The approach is akin to a good-driver discount in that individuals who exhibit healthy behaviors are rewarded just as those with an accident-free driving record. Employees who participate in health, dental, and wellness programs, for example, would be eligible to receive a discount on their monthly health insurance premiums, which can be up to 20% based on HIPAA rules that govern wellness programs.
Another key component of this proactive approach is to encourage social interaction with friends and colleagues, which often drives physical activity on a daily basis. The use of social media can be used to help foster both an important sense of moral support and light-hearted competition to motivate employees. But in order to do these programs justice, employers need to recognize that there are different behavioral levers to motivate employees.

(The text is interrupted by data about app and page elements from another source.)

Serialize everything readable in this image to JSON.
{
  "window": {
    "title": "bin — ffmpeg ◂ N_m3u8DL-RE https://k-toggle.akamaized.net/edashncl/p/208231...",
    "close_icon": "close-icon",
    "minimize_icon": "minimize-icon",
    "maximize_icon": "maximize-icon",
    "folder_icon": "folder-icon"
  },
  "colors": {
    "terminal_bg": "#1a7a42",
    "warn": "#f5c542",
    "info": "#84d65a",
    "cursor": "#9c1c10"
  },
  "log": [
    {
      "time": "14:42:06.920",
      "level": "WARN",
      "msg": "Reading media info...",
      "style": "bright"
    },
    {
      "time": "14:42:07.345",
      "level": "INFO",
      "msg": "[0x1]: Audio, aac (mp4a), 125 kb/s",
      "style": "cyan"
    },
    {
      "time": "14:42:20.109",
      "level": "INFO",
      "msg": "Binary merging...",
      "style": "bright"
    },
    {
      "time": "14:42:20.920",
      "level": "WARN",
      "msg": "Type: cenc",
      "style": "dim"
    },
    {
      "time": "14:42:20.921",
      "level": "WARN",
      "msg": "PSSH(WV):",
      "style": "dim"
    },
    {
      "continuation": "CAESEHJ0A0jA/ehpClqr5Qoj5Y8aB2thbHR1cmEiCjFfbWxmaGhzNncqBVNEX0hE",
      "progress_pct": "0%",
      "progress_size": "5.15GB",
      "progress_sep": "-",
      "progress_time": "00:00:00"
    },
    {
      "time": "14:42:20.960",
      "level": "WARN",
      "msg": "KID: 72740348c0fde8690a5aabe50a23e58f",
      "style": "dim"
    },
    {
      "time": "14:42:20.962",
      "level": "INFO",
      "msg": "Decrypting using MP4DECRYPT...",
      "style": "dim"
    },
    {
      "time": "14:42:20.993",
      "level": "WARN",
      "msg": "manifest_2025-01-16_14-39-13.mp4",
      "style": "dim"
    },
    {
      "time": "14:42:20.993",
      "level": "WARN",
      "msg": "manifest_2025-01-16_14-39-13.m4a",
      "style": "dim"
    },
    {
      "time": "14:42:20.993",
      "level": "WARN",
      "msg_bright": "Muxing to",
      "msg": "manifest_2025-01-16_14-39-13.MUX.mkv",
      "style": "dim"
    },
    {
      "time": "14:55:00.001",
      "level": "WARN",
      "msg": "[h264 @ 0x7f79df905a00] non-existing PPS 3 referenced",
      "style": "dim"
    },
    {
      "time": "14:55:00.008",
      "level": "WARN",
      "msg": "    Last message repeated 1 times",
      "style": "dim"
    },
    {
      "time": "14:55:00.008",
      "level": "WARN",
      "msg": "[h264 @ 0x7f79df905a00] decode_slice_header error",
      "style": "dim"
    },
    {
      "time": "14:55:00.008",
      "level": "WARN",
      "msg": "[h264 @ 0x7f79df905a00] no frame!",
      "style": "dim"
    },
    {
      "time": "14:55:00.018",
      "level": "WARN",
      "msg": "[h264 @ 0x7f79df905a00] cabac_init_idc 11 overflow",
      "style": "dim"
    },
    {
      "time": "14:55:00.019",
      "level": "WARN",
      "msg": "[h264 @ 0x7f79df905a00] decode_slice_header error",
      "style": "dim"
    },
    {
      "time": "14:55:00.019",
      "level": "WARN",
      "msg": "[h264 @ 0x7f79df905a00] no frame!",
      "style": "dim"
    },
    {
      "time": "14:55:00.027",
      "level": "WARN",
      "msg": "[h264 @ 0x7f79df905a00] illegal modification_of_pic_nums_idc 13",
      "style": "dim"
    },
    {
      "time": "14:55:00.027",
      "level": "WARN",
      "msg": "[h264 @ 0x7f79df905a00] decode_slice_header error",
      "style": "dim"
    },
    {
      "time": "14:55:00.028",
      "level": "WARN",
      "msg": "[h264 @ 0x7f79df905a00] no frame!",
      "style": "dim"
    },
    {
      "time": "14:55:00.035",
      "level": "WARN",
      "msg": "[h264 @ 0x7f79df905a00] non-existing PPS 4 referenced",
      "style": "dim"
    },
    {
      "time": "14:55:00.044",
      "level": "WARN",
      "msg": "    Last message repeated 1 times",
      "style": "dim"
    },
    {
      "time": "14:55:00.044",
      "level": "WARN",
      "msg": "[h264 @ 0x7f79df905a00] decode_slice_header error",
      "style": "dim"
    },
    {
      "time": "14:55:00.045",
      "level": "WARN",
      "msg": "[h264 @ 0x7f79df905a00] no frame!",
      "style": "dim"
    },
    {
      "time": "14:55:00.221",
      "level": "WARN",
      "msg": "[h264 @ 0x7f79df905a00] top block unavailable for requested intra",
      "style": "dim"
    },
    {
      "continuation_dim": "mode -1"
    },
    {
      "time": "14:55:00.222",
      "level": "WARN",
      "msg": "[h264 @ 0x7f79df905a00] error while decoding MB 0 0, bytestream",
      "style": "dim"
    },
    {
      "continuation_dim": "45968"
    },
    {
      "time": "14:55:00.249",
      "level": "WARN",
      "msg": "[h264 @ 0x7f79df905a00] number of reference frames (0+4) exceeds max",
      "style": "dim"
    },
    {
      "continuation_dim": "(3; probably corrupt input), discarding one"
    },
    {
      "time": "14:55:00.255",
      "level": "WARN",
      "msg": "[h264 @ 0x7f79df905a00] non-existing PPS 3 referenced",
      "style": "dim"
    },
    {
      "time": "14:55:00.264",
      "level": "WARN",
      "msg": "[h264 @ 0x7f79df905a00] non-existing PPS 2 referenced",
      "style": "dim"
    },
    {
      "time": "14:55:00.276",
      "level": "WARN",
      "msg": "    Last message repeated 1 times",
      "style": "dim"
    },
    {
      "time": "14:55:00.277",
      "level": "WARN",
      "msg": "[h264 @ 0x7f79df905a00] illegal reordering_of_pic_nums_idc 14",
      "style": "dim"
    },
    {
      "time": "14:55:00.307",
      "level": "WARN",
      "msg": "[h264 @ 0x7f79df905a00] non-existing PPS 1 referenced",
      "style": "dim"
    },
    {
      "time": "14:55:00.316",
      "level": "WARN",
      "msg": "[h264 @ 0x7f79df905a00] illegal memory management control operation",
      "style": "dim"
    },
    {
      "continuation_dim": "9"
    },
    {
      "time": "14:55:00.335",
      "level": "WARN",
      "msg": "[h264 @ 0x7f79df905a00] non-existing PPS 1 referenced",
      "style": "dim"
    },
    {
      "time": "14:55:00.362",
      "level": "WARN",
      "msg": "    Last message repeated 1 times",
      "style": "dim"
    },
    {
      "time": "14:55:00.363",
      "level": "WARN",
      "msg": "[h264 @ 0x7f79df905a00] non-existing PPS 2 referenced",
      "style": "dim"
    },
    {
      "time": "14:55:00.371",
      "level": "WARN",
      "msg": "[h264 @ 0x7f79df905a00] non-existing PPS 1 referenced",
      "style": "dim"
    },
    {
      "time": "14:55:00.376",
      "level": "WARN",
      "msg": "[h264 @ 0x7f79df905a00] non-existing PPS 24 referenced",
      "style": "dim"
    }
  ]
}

Employee wellness programs are created and maintained to encourage physical, mental and emotional health. More specifically, the programs are used to assist employees who want to quit smoking, lose weight, better manage stress and subscribe to a healthy lifestyle. One sign of a successful wellness program is how well the program helps employees to change negative habits and create and maintain a healthy lifestyle.
Hence, an employee wellness program is about more than an employee visiting an on-site gym two to three times a week to take advantage of reduced gym membership fees. Firm-wide senior management teams identify leaders or committees to manage an employee wellness program and to supervise who cover specific areas of wellness: employee assistance program (EAP), medical, vision, and physical fitness, and dental.
About The Author
Mark Roberts' professional sales background includes almost 30 years of sales and marketing in the tax, insurance, and investment markets. Currently his key focus is developing relationships with large national client groups, including insurance plans, employers, unions, affinity groups, and associations, and financial institutions in various areas of responsibility including sales, marketing, and account management.
Mark also is a licensed life, health and accident insurance agent in all 50 states and DC, and has participated in multiple large national employer open enrollments for voluntary products including limited medical benefit plans, short term disability, term and universal life policies, cancer and critical illness policies, and many other insurance products.
Additionally, Mark has been writing a health care blog for the past 3 years, found at www.yourbesthealthcare.blogspot.com , which is a topical weblog about various health care issues. He has been noted recently as the Medical Reporter for an online news service with over 110,000 subscribers at www.thecypresstimes.com , and he has been pleased to regularly contribute articles to magazines for both medical and dental topics both in the US and the UK. You can reach Mark at firstname.lastname@example.org or by phone at 800-441=0380, x2905.